» Try it:
Gather every line below where "view" appears.
[Dataset — start]
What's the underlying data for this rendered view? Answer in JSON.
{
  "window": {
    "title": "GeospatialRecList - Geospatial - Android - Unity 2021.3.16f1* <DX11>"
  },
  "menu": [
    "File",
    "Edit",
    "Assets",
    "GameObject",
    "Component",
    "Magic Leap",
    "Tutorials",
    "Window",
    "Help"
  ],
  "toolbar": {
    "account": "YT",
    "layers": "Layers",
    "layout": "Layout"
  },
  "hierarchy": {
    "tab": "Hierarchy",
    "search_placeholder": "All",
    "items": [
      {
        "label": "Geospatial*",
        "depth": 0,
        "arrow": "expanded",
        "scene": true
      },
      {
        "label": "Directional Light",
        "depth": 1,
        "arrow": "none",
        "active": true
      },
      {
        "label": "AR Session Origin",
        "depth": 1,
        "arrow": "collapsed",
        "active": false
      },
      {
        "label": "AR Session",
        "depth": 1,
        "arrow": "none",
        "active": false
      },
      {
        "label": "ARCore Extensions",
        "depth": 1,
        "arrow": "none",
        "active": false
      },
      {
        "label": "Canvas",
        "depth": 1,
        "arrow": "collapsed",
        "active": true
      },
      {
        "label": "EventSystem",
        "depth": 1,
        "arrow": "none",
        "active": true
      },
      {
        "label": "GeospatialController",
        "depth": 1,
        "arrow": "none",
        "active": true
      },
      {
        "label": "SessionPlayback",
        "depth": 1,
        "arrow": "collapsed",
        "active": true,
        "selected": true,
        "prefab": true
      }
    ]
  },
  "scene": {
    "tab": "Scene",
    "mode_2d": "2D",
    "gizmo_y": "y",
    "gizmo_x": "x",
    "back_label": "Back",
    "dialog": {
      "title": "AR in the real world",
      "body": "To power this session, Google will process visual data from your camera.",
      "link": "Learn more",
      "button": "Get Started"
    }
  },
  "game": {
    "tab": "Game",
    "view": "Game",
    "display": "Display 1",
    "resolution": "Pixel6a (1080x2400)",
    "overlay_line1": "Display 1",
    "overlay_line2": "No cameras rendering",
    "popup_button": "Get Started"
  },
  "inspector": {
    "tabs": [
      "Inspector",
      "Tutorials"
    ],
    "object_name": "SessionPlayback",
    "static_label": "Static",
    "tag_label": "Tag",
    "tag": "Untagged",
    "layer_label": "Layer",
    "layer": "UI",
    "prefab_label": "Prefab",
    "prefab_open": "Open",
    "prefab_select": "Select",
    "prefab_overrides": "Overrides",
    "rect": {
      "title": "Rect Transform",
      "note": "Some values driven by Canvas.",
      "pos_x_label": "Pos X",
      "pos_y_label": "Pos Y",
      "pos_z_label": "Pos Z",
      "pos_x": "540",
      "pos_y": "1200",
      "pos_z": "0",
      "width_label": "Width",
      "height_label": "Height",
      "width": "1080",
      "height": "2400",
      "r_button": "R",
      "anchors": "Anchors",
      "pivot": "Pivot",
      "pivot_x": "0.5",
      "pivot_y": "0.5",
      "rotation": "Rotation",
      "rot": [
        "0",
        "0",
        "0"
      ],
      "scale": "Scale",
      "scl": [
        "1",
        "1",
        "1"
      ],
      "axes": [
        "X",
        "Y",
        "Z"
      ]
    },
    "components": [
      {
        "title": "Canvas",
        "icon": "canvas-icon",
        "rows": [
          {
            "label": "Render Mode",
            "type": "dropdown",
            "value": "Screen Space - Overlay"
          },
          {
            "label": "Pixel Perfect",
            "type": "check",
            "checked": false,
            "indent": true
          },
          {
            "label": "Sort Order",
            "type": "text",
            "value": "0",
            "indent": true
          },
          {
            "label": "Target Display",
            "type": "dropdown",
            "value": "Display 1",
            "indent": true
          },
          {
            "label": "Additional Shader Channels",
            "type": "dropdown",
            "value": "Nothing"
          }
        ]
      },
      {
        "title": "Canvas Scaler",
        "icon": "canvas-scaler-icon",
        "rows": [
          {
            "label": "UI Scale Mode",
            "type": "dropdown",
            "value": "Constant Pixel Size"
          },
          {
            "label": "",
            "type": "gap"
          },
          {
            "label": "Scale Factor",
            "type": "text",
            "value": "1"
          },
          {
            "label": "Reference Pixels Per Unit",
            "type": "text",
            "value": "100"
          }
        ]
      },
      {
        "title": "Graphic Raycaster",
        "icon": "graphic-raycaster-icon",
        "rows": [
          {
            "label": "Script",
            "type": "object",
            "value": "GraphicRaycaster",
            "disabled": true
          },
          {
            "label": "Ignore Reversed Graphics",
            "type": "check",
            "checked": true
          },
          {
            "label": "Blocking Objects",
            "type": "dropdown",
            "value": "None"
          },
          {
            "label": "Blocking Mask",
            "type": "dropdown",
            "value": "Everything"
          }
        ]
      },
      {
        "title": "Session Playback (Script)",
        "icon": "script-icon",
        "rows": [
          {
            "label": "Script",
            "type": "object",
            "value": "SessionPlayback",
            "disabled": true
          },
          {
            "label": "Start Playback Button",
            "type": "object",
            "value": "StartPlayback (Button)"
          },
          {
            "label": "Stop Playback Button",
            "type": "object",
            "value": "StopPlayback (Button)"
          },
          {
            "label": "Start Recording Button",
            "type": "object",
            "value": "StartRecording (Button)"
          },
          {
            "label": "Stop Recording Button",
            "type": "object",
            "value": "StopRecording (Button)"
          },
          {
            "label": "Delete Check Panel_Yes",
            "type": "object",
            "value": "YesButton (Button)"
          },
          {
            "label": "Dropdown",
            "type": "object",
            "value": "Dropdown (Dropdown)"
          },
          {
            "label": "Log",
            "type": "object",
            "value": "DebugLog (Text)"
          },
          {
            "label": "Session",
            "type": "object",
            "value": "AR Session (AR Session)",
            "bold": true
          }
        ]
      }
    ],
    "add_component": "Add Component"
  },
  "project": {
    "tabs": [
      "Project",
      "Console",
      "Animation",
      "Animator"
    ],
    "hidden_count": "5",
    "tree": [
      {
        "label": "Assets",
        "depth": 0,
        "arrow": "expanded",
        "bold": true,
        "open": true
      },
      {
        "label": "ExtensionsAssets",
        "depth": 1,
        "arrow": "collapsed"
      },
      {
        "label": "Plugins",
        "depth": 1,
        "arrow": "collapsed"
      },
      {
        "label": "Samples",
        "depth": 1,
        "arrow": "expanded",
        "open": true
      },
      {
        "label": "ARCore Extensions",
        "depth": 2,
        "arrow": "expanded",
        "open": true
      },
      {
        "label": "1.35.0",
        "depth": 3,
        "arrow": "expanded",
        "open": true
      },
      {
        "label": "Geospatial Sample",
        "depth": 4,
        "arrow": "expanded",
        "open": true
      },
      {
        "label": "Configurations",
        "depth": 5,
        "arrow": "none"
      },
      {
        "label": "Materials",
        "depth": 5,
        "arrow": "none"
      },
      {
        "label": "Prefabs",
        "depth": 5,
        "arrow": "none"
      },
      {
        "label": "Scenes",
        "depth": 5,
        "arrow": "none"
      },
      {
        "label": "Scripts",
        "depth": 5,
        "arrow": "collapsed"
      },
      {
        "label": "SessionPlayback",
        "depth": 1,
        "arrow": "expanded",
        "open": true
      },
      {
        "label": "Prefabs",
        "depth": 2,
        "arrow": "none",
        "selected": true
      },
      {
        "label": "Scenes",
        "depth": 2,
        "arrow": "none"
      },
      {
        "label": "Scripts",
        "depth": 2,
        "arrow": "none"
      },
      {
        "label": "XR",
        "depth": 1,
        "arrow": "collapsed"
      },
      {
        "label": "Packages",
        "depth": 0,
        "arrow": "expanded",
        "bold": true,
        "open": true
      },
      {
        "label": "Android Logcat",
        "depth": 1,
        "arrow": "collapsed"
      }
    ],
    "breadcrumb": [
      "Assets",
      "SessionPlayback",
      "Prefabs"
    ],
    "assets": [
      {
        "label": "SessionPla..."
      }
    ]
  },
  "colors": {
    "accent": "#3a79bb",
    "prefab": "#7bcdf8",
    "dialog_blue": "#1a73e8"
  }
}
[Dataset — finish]
» Solution for this task:
What's the underlying data for this rendered view? Answer in JSON.
    "view": "Game",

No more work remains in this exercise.